The G-minor Adagio
The opening Adagio or Grave in all three solo sonatas is the prelude to the fugue that follows. Indeed, in the A-minor and C-major sonatas the opening Grave and Adagio are not even totally separate from their fugues because they end harmonically open. After a conclusive tonic cadence (m. 21, beat 3, in the A-minor Grave; m. 45, downbeat, in the C-major Adagio), additional music leads to an open-ended dominant chord. Even though the G-minor Adagio does in fact end with a strongly conclusive tonic cadence, it too forms a pair with the following fugue, not only because of musical connections between the movements (discussed in this and the next chapter) but also because Baroque-era fugues are almost always preceded by preludes of one sort or another—whether that preceding movement is called a preludio, a preambulum, a toccata, an adagio or grave, or something else.
Composers paired preludes and fugues for both aesthetic and practical reasons. Theorists in the Baroque period drew many of their images of musical structure from rhetoric—the art of verbal persuasion and the skill of organizing an argument to captivate an audience. In a well-made fugue, the composer coaxed the argument of an entire composition out of a single, often quite short, unaccompanied subject.

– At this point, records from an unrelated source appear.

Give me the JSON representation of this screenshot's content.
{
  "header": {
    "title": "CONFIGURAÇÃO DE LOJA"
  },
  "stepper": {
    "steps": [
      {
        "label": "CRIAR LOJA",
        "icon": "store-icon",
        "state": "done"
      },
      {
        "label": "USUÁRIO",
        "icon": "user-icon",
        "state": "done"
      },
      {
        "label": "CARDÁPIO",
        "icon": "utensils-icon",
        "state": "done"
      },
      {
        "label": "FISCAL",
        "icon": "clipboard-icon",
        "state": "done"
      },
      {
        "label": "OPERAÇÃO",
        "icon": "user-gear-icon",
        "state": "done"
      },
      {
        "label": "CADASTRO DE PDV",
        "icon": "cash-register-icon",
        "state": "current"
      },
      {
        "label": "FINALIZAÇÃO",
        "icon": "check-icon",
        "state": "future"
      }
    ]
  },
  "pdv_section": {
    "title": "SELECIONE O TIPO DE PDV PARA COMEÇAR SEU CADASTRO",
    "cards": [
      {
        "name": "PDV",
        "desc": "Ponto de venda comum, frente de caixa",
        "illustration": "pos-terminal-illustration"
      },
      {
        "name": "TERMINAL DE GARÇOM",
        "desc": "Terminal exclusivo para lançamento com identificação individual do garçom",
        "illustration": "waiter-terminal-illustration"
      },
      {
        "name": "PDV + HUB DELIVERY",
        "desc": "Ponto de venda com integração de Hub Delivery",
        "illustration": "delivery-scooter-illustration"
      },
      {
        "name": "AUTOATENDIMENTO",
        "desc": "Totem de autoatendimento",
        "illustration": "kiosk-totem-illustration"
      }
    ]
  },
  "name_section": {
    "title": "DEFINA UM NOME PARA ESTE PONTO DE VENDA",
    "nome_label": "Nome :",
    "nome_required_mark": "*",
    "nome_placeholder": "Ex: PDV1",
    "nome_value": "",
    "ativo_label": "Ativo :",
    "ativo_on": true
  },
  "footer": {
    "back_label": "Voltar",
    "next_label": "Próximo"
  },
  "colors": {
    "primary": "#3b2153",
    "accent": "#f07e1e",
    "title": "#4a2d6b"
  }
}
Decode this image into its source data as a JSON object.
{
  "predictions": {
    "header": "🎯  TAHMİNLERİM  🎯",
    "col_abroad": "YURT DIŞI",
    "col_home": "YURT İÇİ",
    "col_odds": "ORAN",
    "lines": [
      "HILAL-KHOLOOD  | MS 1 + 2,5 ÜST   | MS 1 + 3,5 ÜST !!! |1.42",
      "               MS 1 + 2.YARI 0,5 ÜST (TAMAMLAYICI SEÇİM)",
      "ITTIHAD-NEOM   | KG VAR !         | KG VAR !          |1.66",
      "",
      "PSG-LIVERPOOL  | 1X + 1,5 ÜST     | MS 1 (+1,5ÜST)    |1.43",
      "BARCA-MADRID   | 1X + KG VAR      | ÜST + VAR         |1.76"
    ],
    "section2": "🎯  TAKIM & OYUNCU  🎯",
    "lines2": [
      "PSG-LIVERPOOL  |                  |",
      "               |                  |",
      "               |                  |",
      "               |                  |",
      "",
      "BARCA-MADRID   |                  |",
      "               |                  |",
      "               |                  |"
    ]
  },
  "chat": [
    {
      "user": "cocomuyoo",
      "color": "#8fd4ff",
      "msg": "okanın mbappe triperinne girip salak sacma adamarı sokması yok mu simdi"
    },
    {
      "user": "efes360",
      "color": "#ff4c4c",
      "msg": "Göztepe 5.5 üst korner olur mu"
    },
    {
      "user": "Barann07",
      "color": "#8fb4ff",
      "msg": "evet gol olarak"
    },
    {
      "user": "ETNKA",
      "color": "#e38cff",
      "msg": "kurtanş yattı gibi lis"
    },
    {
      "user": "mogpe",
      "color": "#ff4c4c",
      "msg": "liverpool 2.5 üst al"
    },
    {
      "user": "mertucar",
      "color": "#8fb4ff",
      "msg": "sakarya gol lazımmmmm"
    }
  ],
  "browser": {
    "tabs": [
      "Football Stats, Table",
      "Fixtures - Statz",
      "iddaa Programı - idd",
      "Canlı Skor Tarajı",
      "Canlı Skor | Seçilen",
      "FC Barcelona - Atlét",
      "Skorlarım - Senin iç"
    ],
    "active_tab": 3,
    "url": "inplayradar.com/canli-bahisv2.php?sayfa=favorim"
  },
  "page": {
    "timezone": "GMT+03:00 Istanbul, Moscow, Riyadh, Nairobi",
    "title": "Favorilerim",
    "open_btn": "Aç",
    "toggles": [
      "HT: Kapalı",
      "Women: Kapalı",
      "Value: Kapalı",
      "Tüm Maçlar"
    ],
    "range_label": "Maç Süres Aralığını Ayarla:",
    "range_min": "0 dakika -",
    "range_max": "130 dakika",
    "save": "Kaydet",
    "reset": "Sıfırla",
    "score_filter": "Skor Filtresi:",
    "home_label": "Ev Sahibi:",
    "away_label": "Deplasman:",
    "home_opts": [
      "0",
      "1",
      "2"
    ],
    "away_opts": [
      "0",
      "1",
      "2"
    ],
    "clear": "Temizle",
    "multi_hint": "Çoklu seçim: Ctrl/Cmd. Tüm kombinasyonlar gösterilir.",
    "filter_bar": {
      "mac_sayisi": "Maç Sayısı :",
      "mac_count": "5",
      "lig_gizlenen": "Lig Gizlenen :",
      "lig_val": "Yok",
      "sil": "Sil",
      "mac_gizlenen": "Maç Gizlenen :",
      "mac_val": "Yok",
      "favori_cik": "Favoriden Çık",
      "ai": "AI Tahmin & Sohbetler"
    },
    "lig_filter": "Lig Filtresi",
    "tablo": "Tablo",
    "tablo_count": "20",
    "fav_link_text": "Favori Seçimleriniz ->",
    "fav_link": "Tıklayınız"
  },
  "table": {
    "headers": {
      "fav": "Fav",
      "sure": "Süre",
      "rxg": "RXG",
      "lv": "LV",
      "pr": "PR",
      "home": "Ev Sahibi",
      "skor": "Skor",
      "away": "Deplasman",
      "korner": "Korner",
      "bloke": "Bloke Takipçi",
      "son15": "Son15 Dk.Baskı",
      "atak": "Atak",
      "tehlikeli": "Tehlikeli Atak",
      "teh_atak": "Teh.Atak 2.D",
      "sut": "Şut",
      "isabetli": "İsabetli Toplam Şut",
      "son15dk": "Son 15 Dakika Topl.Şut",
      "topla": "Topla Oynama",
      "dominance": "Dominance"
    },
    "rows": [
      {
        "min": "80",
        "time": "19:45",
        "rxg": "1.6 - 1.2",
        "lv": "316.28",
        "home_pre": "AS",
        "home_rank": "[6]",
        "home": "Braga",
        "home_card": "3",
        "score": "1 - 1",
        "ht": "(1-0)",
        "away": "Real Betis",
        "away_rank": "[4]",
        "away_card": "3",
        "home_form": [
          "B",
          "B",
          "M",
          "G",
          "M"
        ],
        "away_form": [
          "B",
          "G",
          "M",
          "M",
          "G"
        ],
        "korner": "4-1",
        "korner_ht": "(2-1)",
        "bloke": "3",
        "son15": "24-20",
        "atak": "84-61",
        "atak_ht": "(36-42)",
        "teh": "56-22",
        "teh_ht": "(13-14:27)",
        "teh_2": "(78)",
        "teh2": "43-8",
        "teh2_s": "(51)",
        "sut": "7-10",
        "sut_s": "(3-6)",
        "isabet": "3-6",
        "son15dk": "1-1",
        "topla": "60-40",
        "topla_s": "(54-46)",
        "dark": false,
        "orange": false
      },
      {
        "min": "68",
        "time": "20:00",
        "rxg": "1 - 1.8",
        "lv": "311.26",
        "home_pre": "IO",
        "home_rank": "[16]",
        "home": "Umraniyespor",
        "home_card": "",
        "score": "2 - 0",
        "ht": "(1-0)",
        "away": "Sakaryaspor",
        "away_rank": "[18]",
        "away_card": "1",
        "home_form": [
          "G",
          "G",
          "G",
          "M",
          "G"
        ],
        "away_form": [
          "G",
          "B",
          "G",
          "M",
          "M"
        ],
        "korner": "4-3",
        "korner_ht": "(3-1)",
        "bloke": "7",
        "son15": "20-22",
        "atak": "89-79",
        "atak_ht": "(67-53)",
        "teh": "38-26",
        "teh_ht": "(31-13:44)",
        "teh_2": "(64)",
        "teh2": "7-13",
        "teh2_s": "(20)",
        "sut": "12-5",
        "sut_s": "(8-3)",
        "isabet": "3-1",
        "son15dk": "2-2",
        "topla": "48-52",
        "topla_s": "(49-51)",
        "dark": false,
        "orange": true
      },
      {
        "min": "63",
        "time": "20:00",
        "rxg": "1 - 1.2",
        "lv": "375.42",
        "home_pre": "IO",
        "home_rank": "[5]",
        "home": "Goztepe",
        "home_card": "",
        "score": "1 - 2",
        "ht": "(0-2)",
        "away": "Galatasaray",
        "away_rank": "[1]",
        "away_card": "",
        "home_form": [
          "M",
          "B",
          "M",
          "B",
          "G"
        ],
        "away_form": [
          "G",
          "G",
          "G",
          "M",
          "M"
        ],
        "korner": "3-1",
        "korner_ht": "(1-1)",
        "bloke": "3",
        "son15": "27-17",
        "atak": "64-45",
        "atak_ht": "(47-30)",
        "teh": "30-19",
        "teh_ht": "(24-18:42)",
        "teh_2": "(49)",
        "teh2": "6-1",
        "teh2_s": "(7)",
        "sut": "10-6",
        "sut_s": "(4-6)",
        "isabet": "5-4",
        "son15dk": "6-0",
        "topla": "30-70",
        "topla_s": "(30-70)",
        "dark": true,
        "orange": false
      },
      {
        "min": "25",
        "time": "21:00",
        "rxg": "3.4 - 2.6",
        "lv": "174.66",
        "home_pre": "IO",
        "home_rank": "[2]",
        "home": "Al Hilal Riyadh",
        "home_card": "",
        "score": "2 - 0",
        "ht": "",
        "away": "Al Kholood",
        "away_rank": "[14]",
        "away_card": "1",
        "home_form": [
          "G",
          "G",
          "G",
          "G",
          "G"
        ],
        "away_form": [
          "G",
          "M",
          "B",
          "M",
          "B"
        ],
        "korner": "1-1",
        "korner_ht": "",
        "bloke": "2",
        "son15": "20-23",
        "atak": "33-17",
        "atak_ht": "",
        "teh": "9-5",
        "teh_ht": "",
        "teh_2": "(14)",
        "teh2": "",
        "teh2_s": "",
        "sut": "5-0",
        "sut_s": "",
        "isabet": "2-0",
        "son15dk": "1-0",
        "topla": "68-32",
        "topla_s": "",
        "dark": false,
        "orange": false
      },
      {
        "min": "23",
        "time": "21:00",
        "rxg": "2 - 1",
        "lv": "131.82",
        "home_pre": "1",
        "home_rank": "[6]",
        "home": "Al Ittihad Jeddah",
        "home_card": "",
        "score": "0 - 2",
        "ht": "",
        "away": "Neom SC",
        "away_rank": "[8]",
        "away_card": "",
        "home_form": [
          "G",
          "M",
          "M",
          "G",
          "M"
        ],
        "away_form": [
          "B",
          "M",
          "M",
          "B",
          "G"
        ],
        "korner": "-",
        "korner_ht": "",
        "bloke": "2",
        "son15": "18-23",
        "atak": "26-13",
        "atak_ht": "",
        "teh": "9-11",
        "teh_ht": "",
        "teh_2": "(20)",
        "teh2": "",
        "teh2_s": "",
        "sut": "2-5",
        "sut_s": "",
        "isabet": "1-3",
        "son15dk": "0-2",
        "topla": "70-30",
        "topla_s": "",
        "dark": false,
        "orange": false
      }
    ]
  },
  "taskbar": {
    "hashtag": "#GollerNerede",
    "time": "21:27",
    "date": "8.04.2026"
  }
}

To do this effectively required mastery of difficult contrapuntal and compositional techniques. One could quip, “It’s hardly a great honor to compose a minuet,” as the student in a 1752 composition treatise brags at his first lesson.1 In fact, musicians of the time published methods by which amateurs could “compose” a minuet or other dance—that is, create characteristic melodic lines above simple chords—even if they were totally ignorant of music.2 No such methods existed to create a fugue’s web of independent parts that must project a musical idea if the result is to be more than a mere counterpoint exercise.